I was lucky to find a job in no time, working as receptionist in a hotel downtown. Unfortunately, my health couldn’t cope with the work’s nature and demands so I only lasted 3 weeks. And so, I resigned. Against my parents and in-law’s advice, I quit the job without another job offer that’s waiting for me.
I wasn’t happy. Karlo and I weren’t happy. Unhappiness fueling our adjustment period here in Darwin didn’t serve us any good. And so I bravely called the shots and handed in my resignation letter without a safety net. My mind says that it wasn’t the practical thing to do but I felt in my heart that it was the peaceful thing to do, not just for me, but for Karlo and I.

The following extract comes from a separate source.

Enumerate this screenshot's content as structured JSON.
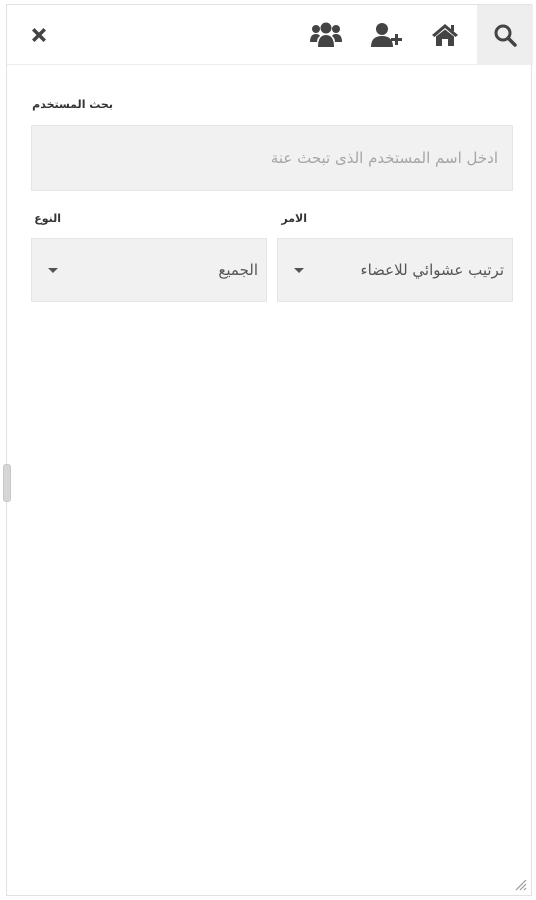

One week after I resigned, I got a call from the employer I’ve been eyeing for so long. I got a call for a job interview! Well, let’s make it specific. I got a call from Charles Darwin University. My 2 years work experience in Sydney was with Macquarie University and having enjoyed working in Macquarie International, I knew that I’m left with only 1 employer to go for here in Darwin: Charles Darwin University’s Office of International Services. Well, only 1 because they’re the only university here in town.
But then again, getting a job interview didn’t guarantee a job. It was a step closer to the goal but not quite yet. But still, I hoped and prayed and did my best. 2 days after the interview, I got a call again informing me that I did well and that I made it. I received the offer, signed several documents from HR and was advised that I’ll be commencing my work as International Admissions Officer after the Easter holidays.

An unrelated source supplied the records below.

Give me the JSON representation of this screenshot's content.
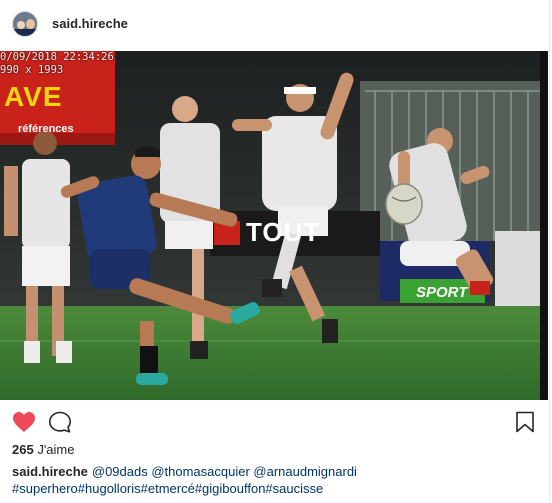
{
  "header": {
    "username": "said.hireche",
    "avatar_icon": "avatar-photo"
  },
  "photo": {
    "timestamp_line1": "0/09/2018 22:34:26",
    "timestamp_line2": "990 x 1993",
    "banner_text": "AVE",
    "banner_subtext": "références",
    "board_text": "TOUT",
    "sport_text": "SPORT",
    "colors": {
      "grass": "#3f7b35",
      "crowd": "#2b3030",
      "banner": "#c8221b",
      "blue_jersey": "#213a7a",
      "white_jersey": "#e4e4e4"
    }
  },
  "actions": {
    "like_icon": "heart-icon-filled",
    "like_color": "#ed4956",
    "comment_icon": "comment-icon",
    "save_icon": "bookmark-icon"
  },
  "likes": {
    "count": "265",
    "label": "J'aime"
  },
  "caption": {
    "username": "said.hireche",
    "mentions": "@09dads @thomasacquier @arnaudmignardi",
    "hashtags": "#superhero#hugolloris#etmercé#gigibouffon#saucisse"
  }
}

For the past 6 months, we’ve been strongly relying on research, prayers, laughter and holding on to each other. To date, this is the time when our patience, understanding, and tolerance for each other was tested to the limits. I’m sure we still have future hurdles to get past but I’m proud of what we’ve achieved so far.
It’s easy to accept a tray filled with security and guarantees but for me, the mere uncertainty of how life plays out should be our motivation to embrace risks in the first place.
Life is too short being on the safe and comfortable side of things.
This big move to Darwin is the reason why everytime Moana’s OST starts to play, I just cry from start to finish.
See the light as it shines on the sea
But no one knows how deep it goes
And it seems like it’s calling out to me
So come find me
And let me know
What’s beyond that line
Will I cross that line
See the light where the sky meets the sea
It calls me
And no one knows how far it goes
If the wind in my sail on the sea stays behind me
One day I’ll know
How far I’ll go
I feel you Moana, promise.